2. Make a "life activity" line (layer it right over your "life skills" line). Identify the activies at work and at home that you enjoy doing. If your skill is problem-solving, activities you might like are troubleshooting at work or working on your car's engine. A career that is satisfying and challenging with incorporate some of those skills and activities.
3. Rate your enjoyment and aptitude of each entry on your line: 1 if you're excellent at it and love doing it; 5 if it's one of your weaker areas or if you wouldn't want to do it for more than a few hours. And with this info, you're going to then...
4. Create a clear picture in your mind of your next 5 career moves (they're not set in stone!). They could be in order and progressing up through your organization, or they could be lateral moves into other organizations or industries. Plotting out these career moves starts to set you up with a strategy for career advancement (and we all know how much I LOVE strategy!).
5. Map out opportunities within your organization. You got those 5 career moves in your head - where are they in your organization? Create a "treasure map" that you can follow, leading you to each of those 5 career moves. Who's holding those jobs now? What are your chances of earning that position? If there's a star blocking your route of advancement (think Don Draper of "Mad Men") who shows no signs of budging, then you should first do everything in your power to succeed and prove your worth in your current position (a shift all the way up line might occur) or you might want to consider moving to another company, which leads me to...
6. Map opportunities outside your organization. What organizations are the leaders in your industry? Are they looking for highly-skilled people like you, and if so, what could they offer you?
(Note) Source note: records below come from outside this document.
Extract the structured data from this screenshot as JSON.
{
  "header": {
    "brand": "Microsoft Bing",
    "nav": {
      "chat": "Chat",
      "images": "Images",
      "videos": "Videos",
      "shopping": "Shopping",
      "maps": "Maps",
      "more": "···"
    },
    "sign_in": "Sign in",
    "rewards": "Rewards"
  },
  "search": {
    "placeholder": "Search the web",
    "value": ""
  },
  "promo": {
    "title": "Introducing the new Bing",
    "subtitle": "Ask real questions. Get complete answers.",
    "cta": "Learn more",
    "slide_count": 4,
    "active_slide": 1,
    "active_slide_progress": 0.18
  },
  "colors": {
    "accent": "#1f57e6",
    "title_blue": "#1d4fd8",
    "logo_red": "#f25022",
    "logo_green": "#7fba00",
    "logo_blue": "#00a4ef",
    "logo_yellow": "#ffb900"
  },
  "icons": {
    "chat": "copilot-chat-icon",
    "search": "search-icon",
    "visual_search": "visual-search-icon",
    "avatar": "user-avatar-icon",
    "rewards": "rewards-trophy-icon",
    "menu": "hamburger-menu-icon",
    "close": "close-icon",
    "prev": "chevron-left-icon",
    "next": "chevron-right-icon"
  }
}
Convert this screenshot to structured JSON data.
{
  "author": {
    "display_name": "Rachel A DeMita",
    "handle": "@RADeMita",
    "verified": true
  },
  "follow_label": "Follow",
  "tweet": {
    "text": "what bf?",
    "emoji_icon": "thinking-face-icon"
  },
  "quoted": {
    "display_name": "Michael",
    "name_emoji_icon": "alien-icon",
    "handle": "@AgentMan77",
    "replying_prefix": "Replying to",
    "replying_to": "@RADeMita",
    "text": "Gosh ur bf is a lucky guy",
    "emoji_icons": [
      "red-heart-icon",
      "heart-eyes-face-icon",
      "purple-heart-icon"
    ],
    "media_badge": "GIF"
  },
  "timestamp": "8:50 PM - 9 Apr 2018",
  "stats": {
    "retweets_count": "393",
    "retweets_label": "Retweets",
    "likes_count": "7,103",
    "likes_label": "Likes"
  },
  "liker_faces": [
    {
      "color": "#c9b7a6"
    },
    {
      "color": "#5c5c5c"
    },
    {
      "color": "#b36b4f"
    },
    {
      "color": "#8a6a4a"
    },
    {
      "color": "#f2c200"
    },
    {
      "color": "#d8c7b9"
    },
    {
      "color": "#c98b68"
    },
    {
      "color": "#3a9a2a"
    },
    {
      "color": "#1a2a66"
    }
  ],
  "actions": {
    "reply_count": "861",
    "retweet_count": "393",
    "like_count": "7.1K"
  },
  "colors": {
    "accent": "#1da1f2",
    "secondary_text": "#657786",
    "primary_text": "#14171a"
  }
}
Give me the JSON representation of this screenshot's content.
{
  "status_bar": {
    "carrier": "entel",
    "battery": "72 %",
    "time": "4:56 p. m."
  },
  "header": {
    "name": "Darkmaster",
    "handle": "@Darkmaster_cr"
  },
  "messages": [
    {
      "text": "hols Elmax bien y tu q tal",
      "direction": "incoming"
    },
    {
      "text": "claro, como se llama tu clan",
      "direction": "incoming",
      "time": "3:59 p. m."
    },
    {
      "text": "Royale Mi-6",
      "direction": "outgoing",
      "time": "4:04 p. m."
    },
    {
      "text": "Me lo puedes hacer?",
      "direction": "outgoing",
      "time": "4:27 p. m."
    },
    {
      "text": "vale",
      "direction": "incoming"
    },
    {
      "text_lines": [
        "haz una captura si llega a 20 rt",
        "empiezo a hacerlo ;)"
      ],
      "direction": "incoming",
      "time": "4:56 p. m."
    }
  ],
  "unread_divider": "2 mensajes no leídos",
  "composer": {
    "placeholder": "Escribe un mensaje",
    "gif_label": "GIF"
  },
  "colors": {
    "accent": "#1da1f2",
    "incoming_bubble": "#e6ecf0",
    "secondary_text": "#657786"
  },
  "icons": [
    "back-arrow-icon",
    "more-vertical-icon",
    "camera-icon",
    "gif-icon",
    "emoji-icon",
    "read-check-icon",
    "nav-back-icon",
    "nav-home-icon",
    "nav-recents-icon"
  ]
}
Look for industries that are complementary to yours. There may be opportunities to not only bring your insights into a new industry, but also for you to be invigorated by a new set of challenges.
7. Assess people in higher levels of your organization. Give them a report card. Who does a great job? Who might be on his or her way out? Who might be open to talking to you about their position? What are their skills...and do you have them?
8. Make a list of people who would help you if they knew your career aspirations. While it's a good idea to be tentative about who you share your career plans with (especially if they include chucking your current job for another), you have people in your sphere of influence that can help you attain your career goals if you talk to them about those goals. Be selective in who you share your dreams with, but make sure you share your dreams with someone!
9. Use an interview as an excuse to go and speak to someone who has the job that you want. Does your company have a newsletter or a website that highlights employees and bosses? If so, go to the head of these departments and ask if you can do a profile on the person who has the job you want. I'm sure they'll be thrilled to have some of the burden taken off them, and I'm sure that the person you interview will be flattered that you're so interested in them and their job. Asking for an interview is a non-threatening way to do your research and gather information.
10. Join an industry organization. This is a primo networking opportunity just waiting for you to reach out and grab it. Learn about other companies in your industry, other positions you may be qualified for, and loads of other inside scoop that can help you strategize your next career move.